[App and web page records]
_ _ _

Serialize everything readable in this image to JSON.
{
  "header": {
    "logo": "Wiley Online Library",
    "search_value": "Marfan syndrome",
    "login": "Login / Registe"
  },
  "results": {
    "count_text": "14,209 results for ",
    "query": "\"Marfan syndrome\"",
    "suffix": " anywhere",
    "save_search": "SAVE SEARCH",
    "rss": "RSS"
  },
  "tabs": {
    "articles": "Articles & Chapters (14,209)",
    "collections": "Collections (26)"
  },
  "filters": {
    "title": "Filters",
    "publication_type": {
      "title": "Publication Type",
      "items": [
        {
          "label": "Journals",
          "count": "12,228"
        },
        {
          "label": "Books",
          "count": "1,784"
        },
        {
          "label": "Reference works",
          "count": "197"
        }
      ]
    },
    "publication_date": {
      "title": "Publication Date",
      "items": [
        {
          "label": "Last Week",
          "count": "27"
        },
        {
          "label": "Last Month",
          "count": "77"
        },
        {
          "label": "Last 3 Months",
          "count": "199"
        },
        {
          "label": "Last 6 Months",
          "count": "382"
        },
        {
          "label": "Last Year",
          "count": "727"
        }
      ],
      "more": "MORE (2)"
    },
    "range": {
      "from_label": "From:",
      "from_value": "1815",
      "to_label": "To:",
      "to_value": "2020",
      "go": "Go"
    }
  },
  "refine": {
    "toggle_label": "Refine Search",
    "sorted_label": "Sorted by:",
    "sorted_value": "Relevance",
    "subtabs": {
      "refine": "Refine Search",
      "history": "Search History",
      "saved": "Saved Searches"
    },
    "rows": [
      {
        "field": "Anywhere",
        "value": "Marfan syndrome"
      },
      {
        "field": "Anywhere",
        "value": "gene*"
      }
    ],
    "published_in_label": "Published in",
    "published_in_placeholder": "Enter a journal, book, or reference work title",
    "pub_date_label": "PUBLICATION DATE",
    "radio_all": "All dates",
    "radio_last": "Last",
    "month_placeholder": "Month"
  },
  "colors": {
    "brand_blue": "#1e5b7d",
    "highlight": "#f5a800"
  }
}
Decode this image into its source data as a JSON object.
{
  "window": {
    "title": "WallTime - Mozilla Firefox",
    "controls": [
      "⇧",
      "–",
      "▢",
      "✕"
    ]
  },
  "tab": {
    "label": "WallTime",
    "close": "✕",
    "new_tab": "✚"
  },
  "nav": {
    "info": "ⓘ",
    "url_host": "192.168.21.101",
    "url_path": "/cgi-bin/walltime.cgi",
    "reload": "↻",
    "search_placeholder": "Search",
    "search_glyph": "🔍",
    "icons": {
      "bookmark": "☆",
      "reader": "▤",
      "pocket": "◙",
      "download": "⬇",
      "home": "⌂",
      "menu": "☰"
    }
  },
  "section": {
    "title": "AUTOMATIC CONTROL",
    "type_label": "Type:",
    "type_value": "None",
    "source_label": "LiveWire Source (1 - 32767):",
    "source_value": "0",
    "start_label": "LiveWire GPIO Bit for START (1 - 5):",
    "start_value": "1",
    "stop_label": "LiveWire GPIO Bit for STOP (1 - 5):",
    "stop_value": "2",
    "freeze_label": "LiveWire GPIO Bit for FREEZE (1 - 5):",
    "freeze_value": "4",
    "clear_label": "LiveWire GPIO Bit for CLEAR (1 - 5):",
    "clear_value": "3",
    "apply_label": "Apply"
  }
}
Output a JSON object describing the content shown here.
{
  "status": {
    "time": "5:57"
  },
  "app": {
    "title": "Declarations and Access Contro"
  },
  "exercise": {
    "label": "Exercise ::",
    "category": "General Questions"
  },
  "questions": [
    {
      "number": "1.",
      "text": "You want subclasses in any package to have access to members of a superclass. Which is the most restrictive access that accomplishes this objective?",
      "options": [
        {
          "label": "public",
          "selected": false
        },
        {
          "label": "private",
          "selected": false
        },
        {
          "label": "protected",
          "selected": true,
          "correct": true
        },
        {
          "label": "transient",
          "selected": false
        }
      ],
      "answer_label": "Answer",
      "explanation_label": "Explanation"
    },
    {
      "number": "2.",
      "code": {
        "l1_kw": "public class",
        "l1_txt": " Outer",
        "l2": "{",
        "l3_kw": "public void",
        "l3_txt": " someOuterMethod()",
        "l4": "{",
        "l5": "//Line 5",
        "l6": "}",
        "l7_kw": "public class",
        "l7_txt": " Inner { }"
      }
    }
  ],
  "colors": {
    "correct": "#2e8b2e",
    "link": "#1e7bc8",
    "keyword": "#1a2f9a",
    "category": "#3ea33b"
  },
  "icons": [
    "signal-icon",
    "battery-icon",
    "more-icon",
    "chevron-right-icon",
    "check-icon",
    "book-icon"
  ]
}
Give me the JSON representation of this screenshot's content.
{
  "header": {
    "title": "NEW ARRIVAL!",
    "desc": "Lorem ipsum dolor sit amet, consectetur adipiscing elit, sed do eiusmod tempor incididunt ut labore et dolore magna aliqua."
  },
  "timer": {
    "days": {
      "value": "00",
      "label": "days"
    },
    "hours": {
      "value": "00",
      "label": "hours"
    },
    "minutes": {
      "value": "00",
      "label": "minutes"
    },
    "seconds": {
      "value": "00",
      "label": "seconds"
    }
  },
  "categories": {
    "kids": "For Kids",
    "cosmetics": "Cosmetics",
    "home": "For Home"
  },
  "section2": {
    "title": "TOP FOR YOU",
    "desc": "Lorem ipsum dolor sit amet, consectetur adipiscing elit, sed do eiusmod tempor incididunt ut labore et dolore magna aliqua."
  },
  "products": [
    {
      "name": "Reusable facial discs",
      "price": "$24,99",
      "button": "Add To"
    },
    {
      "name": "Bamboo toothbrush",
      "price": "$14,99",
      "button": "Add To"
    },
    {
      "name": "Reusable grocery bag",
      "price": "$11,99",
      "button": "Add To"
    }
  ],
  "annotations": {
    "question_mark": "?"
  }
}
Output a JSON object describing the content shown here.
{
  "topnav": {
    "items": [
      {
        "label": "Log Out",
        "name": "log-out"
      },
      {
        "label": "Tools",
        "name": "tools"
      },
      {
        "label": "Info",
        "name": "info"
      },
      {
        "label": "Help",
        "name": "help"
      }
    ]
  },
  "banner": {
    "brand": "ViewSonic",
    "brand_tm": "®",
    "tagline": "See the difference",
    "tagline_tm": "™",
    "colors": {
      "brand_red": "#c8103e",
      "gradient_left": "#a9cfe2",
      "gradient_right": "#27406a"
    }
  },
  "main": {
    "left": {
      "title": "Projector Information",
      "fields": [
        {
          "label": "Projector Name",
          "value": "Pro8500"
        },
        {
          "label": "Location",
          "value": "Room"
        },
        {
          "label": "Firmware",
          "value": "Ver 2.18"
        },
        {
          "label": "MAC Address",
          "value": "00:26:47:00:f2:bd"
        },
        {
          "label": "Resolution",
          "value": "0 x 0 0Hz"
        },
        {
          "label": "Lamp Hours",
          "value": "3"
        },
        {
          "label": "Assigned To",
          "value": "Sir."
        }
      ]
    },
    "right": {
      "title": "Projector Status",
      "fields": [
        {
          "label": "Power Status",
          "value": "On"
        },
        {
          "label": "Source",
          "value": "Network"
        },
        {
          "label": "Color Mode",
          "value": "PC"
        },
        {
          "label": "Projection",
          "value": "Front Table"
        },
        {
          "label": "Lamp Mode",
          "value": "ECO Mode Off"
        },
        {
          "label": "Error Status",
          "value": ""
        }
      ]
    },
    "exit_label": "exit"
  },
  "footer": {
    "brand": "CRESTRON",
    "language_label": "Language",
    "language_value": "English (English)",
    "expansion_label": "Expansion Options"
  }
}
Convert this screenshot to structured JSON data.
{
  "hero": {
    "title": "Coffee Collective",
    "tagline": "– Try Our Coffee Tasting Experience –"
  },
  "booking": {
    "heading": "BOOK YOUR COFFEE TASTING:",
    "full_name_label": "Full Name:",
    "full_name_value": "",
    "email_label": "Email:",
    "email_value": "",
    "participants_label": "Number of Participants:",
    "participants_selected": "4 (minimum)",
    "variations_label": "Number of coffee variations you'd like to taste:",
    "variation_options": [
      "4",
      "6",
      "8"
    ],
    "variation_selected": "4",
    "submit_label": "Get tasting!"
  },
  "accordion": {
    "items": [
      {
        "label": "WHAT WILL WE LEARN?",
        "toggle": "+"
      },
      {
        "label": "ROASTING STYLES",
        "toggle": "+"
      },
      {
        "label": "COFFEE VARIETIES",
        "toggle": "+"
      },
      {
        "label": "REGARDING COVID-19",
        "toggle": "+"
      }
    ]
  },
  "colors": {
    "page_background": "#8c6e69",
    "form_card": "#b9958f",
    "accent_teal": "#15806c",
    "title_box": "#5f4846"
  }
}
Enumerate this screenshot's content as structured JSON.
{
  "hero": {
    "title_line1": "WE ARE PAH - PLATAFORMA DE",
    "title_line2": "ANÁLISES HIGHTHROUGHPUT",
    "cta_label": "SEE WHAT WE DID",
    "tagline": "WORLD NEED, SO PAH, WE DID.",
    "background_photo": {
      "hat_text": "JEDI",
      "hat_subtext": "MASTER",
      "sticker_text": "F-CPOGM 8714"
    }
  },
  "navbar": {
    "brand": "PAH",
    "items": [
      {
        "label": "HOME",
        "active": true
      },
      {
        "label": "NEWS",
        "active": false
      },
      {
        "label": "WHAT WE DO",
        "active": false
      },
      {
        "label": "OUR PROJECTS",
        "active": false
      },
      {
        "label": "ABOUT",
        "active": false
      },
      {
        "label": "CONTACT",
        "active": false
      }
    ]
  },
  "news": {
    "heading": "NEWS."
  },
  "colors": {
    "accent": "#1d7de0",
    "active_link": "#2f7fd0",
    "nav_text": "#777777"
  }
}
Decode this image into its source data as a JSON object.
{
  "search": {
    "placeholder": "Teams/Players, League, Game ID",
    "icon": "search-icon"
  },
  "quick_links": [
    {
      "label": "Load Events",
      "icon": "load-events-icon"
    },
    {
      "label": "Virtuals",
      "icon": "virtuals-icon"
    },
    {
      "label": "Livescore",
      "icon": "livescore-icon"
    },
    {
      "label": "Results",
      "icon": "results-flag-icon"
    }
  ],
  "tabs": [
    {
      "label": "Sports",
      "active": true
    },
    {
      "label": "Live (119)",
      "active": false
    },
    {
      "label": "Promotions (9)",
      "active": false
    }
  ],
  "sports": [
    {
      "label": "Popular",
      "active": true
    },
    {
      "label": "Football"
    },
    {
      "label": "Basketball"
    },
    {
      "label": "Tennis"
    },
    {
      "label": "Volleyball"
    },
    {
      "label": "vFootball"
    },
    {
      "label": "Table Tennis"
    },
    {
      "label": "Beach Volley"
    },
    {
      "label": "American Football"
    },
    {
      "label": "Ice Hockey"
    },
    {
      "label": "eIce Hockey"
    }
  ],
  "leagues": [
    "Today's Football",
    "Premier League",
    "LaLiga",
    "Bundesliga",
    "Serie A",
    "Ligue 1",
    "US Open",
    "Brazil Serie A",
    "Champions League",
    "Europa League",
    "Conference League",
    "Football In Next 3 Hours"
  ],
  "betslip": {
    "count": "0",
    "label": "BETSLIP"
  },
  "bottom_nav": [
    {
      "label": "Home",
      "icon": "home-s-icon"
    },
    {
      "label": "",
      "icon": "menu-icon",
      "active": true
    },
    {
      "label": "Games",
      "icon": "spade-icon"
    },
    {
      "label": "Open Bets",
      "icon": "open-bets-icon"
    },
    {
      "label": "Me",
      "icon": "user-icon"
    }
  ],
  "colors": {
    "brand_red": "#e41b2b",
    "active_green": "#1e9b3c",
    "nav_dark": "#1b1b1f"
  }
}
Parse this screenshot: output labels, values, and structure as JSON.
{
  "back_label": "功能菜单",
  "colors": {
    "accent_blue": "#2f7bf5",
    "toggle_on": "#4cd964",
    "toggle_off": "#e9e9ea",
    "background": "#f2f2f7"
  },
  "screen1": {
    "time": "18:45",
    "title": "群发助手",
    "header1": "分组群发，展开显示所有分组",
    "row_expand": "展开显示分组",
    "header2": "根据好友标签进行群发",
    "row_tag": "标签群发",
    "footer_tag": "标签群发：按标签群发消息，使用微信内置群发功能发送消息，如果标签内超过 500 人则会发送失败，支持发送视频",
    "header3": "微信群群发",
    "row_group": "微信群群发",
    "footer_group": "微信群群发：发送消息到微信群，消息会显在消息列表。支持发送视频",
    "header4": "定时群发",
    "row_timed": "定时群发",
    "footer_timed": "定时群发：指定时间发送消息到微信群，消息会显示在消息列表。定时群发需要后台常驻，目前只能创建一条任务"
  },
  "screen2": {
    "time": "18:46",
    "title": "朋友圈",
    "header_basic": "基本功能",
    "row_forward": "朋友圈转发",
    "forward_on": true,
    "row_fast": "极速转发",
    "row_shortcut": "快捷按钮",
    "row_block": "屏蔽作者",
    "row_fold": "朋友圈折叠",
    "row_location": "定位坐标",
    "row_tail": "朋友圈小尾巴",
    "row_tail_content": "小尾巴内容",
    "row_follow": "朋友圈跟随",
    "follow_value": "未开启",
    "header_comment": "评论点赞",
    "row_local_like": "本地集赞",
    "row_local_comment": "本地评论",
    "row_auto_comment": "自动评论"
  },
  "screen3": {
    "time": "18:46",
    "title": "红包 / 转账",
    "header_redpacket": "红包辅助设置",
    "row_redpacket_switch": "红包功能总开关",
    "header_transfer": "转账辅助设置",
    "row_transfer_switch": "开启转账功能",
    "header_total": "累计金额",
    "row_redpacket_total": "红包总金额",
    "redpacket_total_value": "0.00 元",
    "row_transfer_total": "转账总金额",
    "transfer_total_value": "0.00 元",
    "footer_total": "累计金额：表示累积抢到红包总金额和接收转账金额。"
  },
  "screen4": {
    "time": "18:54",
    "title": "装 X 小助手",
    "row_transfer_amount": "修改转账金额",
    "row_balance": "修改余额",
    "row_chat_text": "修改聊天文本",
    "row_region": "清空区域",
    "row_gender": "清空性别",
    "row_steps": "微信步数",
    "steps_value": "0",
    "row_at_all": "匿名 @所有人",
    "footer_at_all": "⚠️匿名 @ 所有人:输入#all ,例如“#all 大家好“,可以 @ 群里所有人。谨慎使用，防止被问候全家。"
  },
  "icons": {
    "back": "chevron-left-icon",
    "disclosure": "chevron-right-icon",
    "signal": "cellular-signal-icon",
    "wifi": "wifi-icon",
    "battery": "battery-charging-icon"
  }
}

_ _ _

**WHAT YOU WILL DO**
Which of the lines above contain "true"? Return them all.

**SOLUTION FOR THIS EXERCISE**
          "selected": true,
          "correct": true
        "active": true
      "active": true
      "active": true
      "active": true
    "forward_on": true,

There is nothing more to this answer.